Lib Dem leader Tim Farron gets to ask a question
Last time the Liberal Democrats were in opposition, the party's then leader Nick Clegg had an allocation of two weekly questions.
There is no such luxury in the current Parliament where the Lib Dems have just eight MPs. Mr Clegg's successor, Tim Farron, was called by the Speaker for the first time today, asking about refugees following his visit to the Greek island of Lesbos where thousands of migrants are arriving every day.
Mr Farron called for Britain to take in 3,000 unaccompanied children in Europe, as requested by Save the Children.
The PM started with a joke, welcoming Mr Farron and saying it was "good to see such a high turnout of his MPs" (most but not all of the eight-strong contingent were sitting nearby) before repeating his pledge to take 1,000 refugees from Syrian camps before Christmas.
He said he had looked at Save the Children's request carefully.
"There are other NGOs and experts who point to the very real danger of separating children from their broader families and that's why to date we haven't taken that decision," he added.
Pick of the clips
Porn filters law
The prime minister said the government had secured an "opt out" so new EU laws will not affect the online "filter" system aimed at protecting children from viewing pornography.
He also said the government would legislate to put its agreement with internet companies on the filter into law, "so that our children will be protected".
The voluntary filters block pornographic websites, as well as pages promoting self-harm or drug taking.
Children's homes review
Mr Cameron announced he had ordered an independent review into children's homes to ensure those who cannot get adopted have "the best start in life".
It will be led by former Barnardo's chief executive Sir Martin Narey who Mr Cameron described as an "excellent public servant".
At the Conservative Party conference Mr Cameron promised to improve the care system which "shames our country".
A Downing Street spokesman said the review would start straight away and full details would be announced shortly.
Sir Martin will be looking at why children end up in care, what treatment they receive and how the state could do more to support them, the spokesman added.
Energy refund for steel industry
Mr Cameron said the steel and other energy intensive industries would be refunded for policy costs including so-called "green taxes" once the European Union makes a decision on state aid.
Thousands of job cuts have been announced in the industry in recent weeks.
"And I can confirm that payment will be made immediately and that payment will be made throughout this Parliament - far more generous than what has been proposed by Labour," he said.
The session went on longer than usual, finishing at 12:38 GMT with a question from Simon Burns asking whether the government would extend workplace bullying legislation "to this chamber".

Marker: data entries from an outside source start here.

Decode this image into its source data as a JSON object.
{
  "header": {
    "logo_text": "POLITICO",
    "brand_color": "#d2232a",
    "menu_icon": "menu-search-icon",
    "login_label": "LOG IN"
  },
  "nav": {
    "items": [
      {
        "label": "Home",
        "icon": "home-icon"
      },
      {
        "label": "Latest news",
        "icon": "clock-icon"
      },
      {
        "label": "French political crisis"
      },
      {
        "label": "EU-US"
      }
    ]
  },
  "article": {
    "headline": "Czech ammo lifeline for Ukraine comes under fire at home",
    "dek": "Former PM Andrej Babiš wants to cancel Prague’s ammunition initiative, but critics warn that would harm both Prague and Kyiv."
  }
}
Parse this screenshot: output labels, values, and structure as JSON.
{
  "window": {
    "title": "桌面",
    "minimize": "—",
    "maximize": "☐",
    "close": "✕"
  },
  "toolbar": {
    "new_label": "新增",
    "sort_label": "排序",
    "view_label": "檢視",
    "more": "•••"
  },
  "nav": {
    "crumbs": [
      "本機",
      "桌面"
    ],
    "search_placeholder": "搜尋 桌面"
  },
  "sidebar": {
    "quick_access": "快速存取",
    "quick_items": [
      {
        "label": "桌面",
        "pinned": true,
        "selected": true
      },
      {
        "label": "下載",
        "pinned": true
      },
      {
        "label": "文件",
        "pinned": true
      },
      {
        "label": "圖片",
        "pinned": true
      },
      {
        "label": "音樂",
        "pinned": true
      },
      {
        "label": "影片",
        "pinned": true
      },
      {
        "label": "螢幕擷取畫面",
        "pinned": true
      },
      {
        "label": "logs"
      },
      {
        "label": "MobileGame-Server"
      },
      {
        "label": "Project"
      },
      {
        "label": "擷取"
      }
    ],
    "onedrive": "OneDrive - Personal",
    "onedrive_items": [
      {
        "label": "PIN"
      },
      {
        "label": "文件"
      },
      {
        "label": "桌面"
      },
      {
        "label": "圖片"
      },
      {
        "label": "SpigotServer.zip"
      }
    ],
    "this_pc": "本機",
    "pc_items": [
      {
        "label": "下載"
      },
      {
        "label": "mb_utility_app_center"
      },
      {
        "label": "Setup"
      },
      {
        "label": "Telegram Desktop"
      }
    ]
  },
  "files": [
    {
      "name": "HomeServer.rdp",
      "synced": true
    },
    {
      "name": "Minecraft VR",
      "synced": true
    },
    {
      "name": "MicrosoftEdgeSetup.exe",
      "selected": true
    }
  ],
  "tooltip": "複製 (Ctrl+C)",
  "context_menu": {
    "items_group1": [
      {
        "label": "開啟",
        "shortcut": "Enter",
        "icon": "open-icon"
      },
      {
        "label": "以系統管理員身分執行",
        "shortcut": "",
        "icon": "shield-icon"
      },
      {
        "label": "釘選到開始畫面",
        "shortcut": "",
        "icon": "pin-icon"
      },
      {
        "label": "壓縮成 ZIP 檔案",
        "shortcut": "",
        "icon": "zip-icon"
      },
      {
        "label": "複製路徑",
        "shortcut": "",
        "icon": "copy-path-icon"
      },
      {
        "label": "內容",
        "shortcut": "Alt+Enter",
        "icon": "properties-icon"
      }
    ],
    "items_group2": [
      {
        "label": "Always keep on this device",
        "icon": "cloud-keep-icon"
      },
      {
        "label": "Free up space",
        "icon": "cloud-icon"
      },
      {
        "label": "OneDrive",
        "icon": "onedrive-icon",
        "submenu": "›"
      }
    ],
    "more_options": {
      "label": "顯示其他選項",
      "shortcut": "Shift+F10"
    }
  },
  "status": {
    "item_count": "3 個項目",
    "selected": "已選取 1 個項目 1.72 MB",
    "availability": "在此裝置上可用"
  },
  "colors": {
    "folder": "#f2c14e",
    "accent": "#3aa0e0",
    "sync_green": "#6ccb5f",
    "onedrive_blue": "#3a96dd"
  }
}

"Given that he has been called at 12:38 I would've thought that any hint of bullying was over in this House," the PM responded, a likely reference to Mr Burns' reportedly strained relationship with Speaker John Bercow.